Cross-distribution support improvements coming for Canonical's Snap packages
9 January 2024 at 3:08 pm UTC

Yeah, I don't mind stuff like Flatpaks for devices like the Steam Deck, where you don't normally get write access to the entire filesystem, but on desktop?

Unless you have a need to sandbox something, just use your distro's packages - they will be compiled with the recommended versions of libraries for the whole ecosystem, instead of storing multiple, slightly different (and potentially way out of date!) versions depending on what you're installing.

Security vulnerability in a shared library? Update it through your distro and you're reasonably well covered across everything on your system. Flatpaks and Snaps? Time to download updates to every single sandboxed app... if they updated at the exact same cadence, if they bother to update it at all. (Yes, it shouldn't mean a *ton* of wasted space as they link and share the same library copy once you've downloaded it once, AFAIK) Almost as bad as all the 'native' apps just using downright ancient, vulnerable versions of Electron for way longer than they should. (*cough* Discord)

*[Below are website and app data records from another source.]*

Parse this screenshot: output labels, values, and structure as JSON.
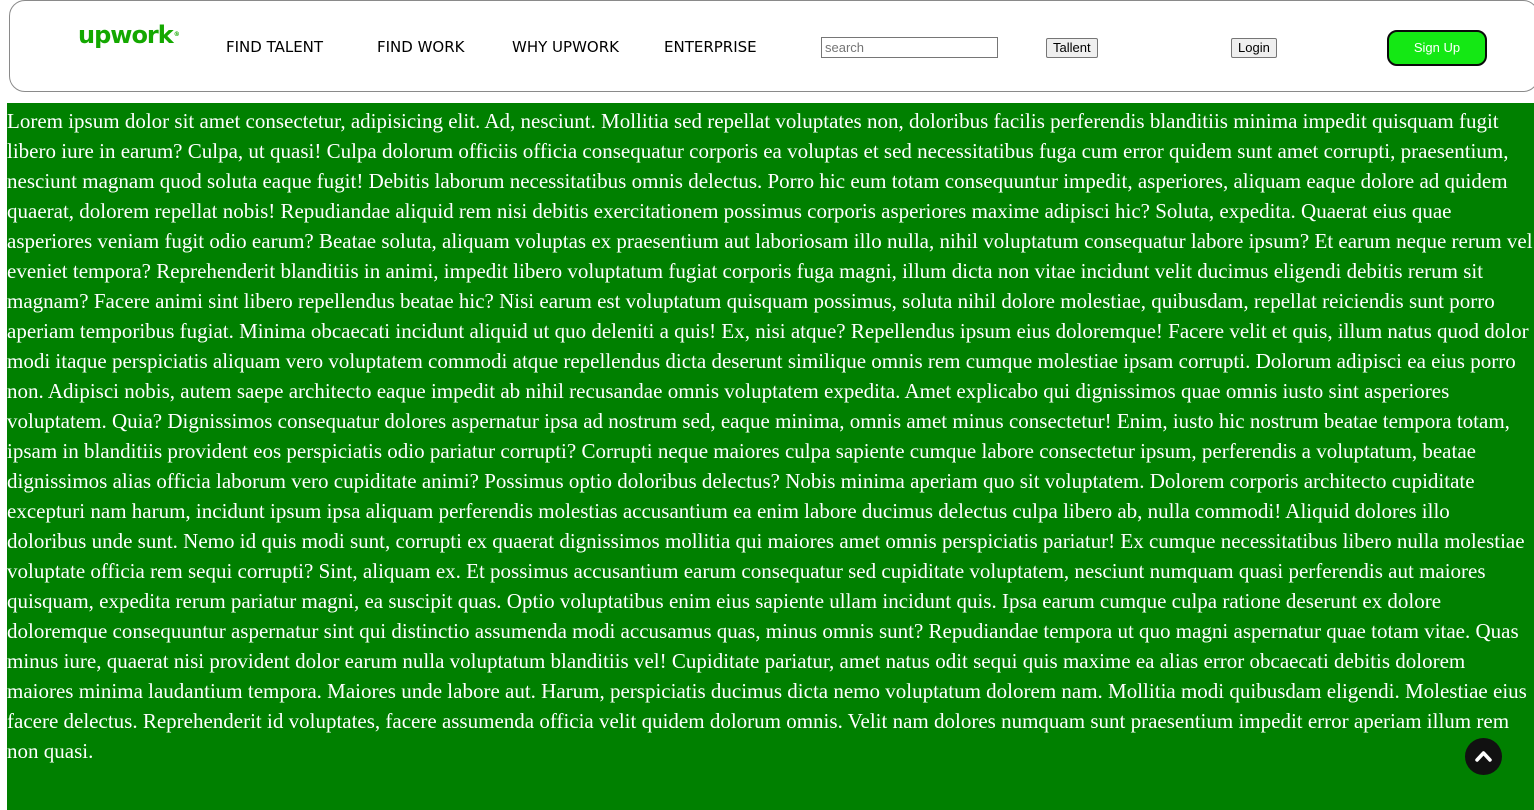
{
  "header": {
    "logo": "upwork",
    "logo_mark": "®",
    "nav": [
      "FIND TALENT",
      "FIND WORK",
      "WHY UPWORK",
      "ENTERPRISE"
    ],
    "search_placeholder": "search",
    "talent_button": "Tallent",
    "login_button": "Login",
    "signup_button": "Sign Up"
  },
  "main": {
    "paragraph": "Lorem ipsum dolor sit amet consectetur, adipisicing elit. Ad, nesciunt. Mollitia sed repellat voluptates non, doloribus facilis perferendis blanditiis minima impedit quisquam fugit libero iure in earum? Culpa, ut quasi! Culpa dolorum officiis officia consequatur corporis ea voluptas et sed necessitatibus fuga cum error quidem sunt amet corrupti, praesentium, nesciunt magnam quod soluta eaque fugit! Debitis laborum necessitatibus omnis delectus. Porro hic eum totam consequuntur impedit, asperiores, aliquam eaque dolore ad quidem quaerat, dolorem repellat nobis! Repudiandae aliquid rem nisi debitis exercitationem possimus corporis asperiores maxime adipisci hic? Soluta, expedita. Quaerat eius quae asperiores veniam fugit odio earum? Beatae soluta, aliquam voluptas ex praesentium aut laboriosam illo nulla, nihil voluptatum consequatur labore ipsum? Et earum neque rerum vel eveniet tempora? Reprehenderit blanditiis in animi, impedit libero voluptatum fugiat corporis fuga magni, illum dicta non vitae incidunt velit ducimus eligendi debitis rerum sit magnam? Facere animi sint libero repellendus beatae hic? Nisi earum est voluptatum quisquam possimus, soluta nihil dolore molestiae, quibusdam, repellat reiciendis sunt porro aperiam temporibus fugiat. Minima obcaecati incidunt aliquid ut quo deleniti a quis! Ex, nisi atque? Repellendus ipsum eius doloremque! Facere velit et quis, illum natus quod dolor modi itaque perspiciatis aliquam vero voluptatem commodi atque repellendus dicta deserunt similique omnis rem cumque molestiae ipsam corrupti. Dolorum adipisci ea eius porro non. Adipisci nobis, autem saepe architecto eaque impedit ab nihil recusandae omnis voluptatem expedita. Amet explicabo qui dignissimos quae omnis iusto sint asperiores voluptatem. Quia? Dignissimos consequatur dolores aspernatur ipsa ad nostrum sed, eaque minima, omnis amet minus consectetur! Enim, iusto hic nostrum beatae tempora totam, ipsam in blanditiis provident eos perspiciatis odio pariatur corrupti? Corrupti neque maiores culpa sapiente cumque labore consectetur ipsum, perferendis a voluptatum, beatae dignissimos alias officia laborum vero cupiditate animi? Possimus optio doloribus delectus? Nobis minima aperiam quo sit voluptatem. Dolorem corporis architecto cupiditate excepturi nam harum, incidunt ipsum ipsa aliquam perferendis molestias accusantium ea enim labore ducimus delectus culpa libero ab, nulla commodi! Aliquid dolores illo doloribus unde sunt. Nemo id quis modi sunt, corrupti ex quaerat dignissimos mollitia qui maiores amet omnis perspiciatis pariatur! Ex cumque necessitatibus libero nulla molestiae voluptate officia rem sequi corrupti? Sint, aliquam ex. Et possimus accusantium earum consequatur sed cupiditate voluptatem, nesciunt numquam quasi perferendis aut maiores quisquam, expedita rerum pariatur magni, ea suscipit quas. Optio voluptatibus enim eius sapiente ullam incidunt quis. Ipsa earum cumque culpa ratione deserunt ex dolore doloremque consequuntur aspernatur sint qui distinctio assumenda modi accusamus quas, minus omnis sunt? Repudiandae tempora ut quo magni aspernatur quae totam vitae. Quas minus iure, quaerat nisi provident dolor earum nulla voluptatum blanditiis vel! Cupiditate pariatur, amet natus odit sequi quis maxime ea alias error obcaecati debitis dolorem maiores minima laudantium tempora. Maiores unde labore aut. Harum, perspiciatis ducimus dicta nemo voluptatum dolorem nam. Mollitia modi quibusdam eligendi. Molestiae eius facere delectus. Reprehenderit id voluptates, facere assumenda officia velit quidem dolorum omnis. Velit nam dolores numquam sunt praesentium impedit error aperiam illum rem non quasi."
  },
  "scroll_top_icon": "chevron-up-icon",
  "colors": {
    "brand": "#14a800",
    "content_background": "#008000",
    "signup_background": "#14e814"
  }
}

It's cool tech, but it should remain specialised, and *definitely* not the first thing you reach for for regular day to day usage, IMO. Heck, snapd was always pretty much the first thing I purged (the Firefox snap was way, *way* underperformant compared to the regular .deb at the time) when I used Ububtu, until I switched distros entirely. You don't *need* to keep five different versions of a library to cover two dozen Flatpaks or Snaps on disk in almost all normal use cases, unless the library update is an API/ABI breaking one.

All that said, one of the biggest criticisms I've seen of Canonical's behaviour is that it feels like vendor lock in, so if it's being opened up to other distros (and it's easy for communities to host their own Snap repos *not* on Canonical's servers), then it's still interesting tech to watch and potentially keep in your back pocket for those situations where it makes sense, so good on them for at least trying, now.